WORK TASK —
Output the data in full. Keep every word exact and exclude the pictures.

DATA IN THIS EXERCISE —
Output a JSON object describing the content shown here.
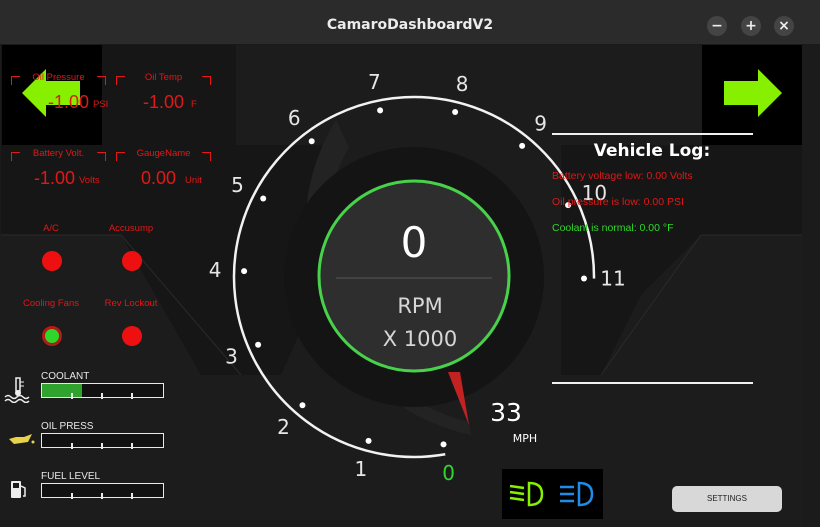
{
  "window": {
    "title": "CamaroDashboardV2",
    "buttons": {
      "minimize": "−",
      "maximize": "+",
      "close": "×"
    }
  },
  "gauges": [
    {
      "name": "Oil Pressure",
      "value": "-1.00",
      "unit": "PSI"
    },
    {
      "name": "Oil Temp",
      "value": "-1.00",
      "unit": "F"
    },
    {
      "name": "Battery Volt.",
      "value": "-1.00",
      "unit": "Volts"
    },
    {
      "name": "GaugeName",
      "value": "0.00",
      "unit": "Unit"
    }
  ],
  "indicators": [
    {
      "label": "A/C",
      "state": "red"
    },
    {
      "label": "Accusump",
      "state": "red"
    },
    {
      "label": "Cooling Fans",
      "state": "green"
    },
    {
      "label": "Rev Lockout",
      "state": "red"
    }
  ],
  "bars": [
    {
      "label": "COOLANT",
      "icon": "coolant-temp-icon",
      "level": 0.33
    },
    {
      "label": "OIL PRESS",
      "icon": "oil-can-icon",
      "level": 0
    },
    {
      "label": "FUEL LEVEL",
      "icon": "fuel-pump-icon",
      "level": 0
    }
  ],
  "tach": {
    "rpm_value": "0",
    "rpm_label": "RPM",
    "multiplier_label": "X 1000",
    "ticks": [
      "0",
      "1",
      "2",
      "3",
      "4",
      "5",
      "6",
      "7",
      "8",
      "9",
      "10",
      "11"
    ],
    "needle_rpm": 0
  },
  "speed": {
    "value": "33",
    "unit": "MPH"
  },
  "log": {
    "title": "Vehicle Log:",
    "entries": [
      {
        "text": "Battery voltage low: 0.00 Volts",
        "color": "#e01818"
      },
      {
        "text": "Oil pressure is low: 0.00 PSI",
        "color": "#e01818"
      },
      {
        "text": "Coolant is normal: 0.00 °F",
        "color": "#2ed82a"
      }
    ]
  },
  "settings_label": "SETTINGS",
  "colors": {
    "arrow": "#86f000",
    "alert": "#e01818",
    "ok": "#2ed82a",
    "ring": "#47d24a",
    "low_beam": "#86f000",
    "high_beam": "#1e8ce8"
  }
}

EXERCISE ANSWER —
Output a JSON object describing the content shown here.
{
  "window": {
    "title": "CamaroDashboardV2",
    "buttons": {
      "minimize": "−",
      "maximize": "+",
      "close": "×"
    }
  },
  "gauges": [
    {
      "name": "Oil Pressure",
      "value": "-1.00",
      "unit": "PSI"
    },
    {
      "name": "Oil Temp",
      "value": "-1.00",
      "unit": "F"
    },
    {
      "name": "Battery Volt.",
      "value": "-1.00",
      "unit": "Volts"
    },
    {
      "name": "GaugeName",
      "value": "0.00",
      "unit": "Unit"
    }
  ],
  "indicators": [
    {
      "label": "A/C",
      "state": "red"
    },
    {
      "label": "Accusump",
      "state": "red"
    },
    {
      "label": "Cooling Fans",
      "state": "green"
    },
    {
      "label": "Rev Lockout",
      "state": "red"
    }
  ],
  "bars": [
    {
      "label": "COOLANT",
      "icon": "coolant-temp-icon",
      "level": 0.33
    },
    {
      "label": "OIL PRESS",
      "icon": "oil-can-icon",
      "level": 0
    },
    {
      "label": "FUEL LEVEL",
      "icon": "fuel-pump-icon",
      "level": 0
    }
  ],
  "tach": {
    "rpm_value": "0",
    "rpm_label": "RPM",
    "multiplier_label": "X 1000",
    "ticks": [
      "0",
      "1",
      "2",
      "3",
      "4",
      "5",
      "6",
      "7",
      "8",
      "9",
      "10",
      "11"
    ],
    "needle_rpm": 0
  },
  "speed": {
    "value": "33",
    "unit": "MPH"
  },
  "log": {
    "title": "Vehicle Log:",
    "entries": [
      {
        "text": "Battery voltage low: 0.00 Volts",
        "color": "#e01818"
      },
      {
        "text": "Oil pressure is low: 0.00 PSI",
        "color": "#e01818"
      },
      {
        "text": "Coolant is normal: 0.00 °F",
        "color": "#2ed82a"
      }
    ]
  },
  "settings_label": "SETTINGS",
  "colors": {
    "arrow": "#86f000",
    "alert": "#e01818",
    "ok": "#2ed82a",
    "ring": "#47d24a",
    "low_beam": "#86f000",
    "high_beam": "#1e8ce8"
  }
}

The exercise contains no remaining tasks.